(Items from a data source)
==========
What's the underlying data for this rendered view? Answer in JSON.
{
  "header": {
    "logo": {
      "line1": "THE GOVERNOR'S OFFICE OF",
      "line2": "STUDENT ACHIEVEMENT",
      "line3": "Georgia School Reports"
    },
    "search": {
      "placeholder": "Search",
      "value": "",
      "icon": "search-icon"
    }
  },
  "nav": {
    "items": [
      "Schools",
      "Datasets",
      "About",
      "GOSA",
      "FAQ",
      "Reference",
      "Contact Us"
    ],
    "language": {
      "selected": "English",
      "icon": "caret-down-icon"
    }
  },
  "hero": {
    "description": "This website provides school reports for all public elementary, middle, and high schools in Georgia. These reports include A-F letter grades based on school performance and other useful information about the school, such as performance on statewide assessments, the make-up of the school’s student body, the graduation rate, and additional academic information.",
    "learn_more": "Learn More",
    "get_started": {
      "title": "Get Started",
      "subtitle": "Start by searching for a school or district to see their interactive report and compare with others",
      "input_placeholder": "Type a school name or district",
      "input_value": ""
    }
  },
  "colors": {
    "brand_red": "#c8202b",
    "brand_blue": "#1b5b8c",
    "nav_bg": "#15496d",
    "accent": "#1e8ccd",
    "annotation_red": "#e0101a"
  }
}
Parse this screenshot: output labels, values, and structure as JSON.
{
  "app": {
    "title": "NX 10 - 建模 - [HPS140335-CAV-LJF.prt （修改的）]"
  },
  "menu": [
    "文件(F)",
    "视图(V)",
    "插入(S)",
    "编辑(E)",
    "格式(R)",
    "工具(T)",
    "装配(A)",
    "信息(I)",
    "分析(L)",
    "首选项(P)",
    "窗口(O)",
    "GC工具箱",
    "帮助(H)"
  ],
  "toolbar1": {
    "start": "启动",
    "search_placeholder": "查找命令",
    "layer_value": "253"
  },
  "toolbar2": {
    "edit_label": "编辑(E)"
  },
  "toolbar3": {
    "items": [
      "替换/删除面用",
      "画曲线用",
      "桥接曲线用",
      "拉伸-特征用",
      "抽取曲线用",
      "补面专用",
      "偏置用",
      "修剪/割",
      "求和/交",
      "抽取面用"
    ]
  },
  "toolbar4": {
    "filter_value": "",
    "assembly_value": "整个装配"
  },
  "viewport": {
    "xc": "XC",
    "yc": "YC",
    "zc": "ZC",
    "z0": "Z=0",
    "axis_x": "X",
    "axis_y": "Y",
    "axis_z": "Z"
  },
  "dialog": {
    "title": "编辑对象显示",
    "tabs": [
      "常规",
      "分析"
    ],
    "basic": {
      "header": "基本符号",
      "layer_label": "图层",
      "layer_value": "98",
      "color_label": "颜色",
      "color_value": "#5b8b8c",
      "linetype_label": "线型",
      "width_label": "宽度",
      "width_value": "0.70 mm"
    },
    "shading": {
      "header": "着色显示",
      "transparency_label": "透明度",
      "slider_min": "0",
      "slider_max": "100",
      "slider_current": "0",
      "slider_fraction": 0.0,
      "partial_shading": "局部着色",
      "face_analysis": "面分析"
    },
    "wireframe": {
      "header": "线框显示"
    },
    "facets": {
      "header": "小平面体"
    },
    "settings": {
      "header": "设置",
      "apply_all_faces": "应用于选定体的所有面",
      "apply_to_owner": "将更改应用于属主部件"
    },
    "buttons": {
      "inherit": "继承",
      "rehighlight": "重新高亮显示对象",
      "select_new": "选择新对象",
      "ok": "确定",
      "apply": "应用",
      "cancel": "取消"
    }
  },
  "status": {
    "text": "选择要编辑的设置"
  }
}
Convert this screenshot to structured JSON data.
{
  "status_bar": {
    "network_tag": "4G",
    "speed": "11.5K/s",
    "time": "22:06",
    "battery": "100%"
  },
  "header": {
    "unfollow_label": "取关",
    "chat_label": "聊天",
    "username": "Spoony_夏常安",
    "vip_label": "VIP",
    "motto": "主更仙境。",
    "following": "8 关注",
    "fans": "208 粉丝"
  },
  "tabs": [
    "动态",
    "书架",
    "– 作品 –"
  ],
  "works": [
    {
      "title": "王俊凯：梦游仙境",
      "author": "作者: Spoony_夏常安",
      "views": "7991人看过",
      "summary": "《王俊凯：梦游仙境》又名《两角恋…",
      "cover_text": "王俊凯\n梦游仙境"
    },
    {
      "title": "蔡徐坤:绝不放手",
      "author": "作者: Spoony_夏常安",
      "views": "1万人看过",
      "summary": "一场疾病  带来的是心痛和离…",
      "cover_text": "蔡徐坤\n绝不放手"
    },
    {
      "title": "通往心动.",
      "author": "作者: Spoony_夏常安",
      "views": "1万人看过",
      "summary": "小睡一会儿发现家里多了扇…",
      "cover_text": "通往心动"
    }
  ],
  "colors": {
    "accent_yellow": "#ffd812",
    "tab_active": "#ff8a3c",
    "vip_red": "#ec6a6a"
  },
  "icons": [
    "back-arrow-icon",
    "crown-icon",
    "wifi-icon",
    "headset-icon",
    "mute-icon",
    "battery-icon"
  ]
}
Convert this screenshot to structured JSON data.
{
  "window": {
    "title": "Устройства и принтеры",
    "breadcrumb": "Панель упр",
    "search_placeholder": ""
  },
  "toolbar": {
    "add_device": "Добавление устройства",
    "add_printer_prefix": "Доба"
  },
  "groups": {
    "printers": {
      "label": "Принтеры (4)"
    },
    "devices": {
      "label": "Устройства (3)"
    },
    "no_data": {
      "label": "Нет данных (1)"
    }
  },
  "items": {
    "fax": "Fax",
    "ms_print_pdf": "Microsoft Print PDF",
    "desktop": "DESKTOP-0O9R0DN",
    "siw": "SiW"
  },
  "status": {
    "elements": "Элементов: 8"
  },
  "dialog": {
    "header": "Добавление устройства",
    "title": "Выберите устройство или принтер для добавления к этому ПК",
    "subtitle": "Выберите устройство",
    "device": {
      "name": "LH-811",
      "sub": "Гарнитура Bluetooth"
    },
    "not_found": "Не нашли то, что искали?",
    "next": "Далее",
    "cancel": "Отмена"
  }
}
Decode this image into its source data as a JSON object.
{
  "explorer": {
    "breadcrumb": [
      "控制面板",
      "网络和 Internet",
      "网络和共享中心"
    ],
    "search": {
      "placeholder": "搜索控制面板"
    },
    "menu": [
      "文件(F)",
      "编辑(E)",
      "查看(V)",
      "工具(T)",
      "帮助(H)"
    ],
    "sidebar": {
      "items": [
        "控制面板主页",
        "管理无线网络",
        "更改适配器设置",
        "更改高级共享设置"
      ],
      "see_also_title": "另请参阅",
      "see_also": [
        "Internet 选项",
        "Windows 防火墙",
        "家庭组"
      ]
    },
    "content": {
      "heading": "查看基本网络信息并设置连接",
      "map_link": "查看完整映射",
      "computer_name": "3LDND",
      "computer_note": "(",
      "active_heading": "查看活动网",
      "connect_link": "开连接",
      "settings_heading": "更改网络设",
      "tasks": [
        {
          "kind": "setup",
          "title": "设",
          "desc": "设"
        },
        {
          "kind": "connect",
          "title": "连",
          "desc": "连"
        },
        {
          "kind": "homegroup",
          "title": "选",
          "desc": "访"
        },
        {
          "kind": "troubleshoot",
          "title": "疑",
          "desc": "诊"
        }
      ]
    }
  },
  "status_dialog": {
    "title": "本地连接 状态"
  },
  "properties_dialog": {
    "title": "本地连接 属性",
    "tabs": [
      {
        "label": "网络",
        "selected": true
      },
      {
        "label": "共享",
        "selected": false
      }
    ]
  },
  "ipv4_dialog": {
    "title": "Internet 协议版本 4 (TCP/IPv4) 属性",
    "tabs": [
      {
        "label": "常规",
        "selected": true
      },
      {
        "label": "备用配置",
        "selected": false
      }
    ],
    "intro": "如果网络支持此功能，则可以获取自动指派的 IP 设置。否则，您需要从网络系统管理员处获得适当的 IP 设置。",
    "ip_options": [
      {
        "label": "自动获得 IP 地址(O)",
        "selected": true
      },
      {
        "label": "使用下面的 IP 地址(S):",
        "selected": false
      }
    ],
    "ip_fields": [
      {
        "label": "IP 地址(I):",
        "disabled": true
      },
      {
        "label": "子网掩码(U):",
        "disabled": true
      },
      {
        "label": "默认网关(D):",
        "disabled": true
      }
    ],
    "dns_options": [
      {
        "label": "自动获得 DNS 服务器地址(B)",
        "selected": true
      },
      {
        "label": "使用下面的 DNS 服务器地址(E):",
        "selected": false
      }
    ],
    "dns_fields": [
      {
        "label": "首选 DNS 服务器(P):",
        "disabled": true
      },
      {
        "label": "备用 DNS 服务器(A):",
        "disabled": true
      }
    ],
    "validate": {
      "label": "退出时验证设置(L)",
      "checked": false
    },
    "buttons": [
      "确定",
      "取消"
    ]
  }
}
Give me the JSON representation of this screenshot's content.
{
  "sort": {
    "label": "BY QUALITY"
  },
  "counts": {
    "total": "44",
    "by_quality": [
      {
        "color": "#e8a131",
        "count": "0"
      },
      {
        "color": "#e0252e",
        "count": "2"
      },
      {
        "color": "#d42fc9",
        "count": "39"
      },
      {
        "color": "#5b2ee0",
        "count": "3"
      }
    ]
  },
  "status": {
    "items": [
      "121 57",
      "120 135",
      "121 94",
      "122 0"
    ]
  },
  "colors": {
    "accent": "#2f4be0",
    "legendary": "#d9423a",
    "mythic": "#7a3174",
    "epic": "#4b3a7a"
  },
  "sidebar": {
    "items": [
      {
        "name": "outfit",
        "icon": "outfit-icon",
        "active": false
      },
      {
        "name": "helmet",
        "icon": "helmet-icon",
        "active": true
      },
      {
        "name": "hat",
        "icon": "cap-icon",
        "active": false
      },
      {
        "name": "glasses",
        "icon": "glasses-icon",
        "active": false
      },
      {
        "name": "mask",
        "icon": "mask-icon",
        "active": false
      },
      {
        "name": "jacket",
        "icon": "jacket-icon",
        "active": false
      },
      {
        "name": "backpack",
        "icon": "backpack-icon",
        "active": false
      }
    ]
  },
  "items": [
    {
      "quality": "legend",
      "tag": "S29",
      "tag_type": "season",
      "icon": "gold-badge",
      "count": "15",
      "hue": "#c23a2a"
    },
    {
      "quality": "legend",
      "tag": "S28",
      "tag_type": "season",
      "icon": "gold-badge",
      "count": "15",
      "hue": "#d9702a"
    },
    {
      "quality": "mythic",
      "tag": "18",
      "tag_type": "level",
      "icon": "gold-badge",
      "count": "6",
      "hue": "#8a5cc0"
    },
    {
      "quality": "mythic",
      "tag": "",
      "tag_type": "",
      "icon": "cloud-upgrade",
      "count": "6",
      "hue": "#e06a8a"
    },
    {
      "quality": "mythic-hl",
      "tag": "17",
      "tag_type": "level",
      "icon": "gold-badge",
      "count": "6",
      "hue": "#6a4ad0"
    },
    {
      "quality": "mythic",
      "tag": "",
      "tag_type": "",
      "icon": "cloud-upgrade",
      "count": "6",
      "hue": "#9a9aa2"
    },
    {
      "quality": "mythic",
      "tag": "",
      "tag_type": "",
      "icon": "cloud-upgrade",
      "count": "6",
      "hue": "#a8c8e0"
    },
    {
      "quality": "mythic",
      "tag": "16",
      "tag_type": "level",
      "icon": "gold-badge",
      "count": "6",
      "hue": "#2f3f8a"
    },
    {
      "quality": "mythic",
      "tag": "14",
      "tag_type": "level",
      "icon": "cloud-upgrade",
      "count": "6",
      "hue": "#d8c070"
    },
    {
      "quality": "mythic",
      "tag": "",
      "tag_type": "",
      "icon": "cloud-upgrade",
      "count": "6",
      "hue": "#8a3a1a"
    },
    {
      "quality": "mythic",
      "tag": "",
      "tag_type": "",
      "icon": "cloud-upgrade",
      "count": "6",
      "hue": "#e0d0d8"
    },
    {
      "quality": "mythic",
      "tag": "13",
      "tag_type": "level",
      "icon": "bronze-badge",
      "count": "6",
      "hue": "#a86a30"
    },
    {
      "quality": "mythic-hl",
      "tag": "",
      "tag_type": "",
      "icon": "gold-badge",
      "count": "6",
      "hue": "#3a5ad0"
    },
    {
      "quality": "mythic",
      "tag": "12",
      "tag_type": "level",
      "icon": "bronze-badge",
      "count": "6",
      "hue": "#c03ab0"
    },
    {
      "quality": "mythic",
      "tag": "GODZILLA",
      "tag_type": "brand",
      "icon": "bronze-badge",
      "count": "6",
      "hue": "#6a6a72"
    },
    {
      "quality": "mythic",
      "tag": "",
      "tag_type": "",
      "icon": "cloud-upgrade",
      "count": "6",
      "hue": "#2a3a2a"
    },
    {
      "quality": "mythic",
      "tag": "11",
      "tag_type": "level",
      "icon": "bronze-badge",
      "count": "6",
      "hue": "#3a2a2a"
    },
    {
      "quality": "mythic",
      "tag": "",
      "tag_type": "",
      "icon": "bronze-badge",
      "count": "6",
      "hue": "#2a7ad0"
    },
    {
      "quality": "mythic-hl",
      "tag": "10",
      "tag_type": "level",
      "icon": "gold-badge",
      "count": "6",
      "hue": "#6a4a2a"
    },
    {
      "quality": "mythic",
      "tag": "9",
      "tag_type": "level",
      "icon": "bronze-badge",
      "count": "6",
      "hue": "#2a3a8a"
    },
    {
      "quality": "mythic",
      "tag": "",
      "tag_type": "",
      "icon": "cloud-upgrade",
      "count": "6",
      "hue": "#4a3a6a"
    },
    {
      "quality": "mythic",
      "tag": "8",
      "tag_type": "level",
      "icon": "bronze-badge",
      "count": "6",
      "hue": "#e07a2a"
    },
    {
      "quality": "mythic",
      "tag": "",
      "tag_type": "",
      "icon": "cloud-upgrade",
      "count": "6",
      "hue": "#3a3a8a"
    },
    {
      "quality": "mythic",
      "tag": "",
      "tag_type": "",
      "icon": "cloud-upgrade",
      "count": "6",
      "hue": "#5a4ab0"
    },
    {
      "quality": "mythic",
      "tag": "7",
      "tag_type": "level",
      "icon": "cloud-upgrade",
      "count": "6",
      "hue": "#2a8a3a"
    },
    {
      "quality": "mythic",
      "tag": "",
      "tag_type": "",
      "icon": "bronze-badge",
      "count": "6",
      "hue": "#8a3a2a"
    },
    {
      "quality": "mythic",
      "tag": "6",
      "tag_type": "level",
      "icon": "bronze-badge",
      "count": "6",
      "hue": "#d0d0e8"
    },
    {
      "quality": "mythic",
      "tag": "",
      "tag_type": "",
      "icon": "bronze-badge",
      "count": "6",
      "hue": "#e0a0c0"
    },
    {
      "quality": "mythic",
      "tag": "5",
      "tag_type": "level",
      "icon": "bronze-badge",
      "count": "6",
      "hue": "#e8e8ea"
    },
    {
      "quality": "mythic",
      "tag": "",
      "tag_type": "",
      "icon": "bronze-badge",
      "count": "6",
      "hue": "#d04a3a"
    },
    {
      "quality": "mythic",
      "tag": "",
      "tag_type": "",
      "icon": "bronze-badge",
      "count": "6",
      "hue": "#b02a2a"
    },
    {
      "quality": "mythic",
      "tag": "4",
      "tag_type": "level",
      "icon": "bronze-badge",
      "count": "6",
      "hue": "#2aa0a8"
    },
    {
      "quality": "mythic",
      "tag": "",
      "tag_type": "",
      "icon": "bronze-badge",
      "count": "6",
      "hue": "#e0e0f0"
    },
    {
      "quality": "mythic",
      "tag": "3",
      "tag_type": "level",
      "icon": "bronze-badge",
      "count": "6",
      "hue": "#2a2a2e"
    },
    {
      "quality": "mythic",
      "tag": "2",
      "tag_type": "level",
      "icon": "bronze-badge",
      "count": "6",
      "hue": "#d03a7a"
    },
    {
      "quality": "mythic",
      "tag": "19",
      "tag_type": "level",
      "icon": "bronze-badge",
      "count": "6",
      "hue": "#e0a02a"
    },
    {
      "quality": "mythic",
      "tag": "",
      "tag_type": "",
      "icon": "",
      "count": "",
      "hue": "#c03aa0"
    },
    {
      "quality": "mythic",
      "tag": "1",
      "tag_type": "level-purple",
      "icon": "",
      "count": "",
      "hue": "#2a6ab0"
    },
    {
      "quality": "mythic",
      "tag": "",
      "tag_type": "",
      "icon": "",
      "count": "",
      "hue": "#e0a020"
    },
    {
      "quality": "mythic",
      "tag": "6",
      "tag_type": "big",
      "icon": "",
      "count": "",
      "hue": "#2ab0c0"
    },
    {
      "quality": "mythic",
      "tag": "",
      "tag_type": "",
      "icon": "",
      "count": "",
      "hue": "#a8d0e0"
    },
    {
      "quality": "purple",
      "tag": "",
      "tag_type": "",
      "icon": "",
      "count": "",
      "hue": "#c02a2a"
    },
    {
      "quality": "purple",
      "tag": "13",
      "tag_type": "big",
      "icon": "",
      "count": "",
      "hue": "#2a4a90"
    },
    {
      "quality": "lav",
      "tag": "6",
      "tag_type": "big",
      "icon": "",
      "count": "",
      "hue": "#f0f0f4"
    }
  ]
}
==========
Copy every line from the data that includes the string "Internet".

      "网络和 Internet",
        "Internet 选项",
    "title": "Internet 协议版本 4 (TCP/IPv4) 属性",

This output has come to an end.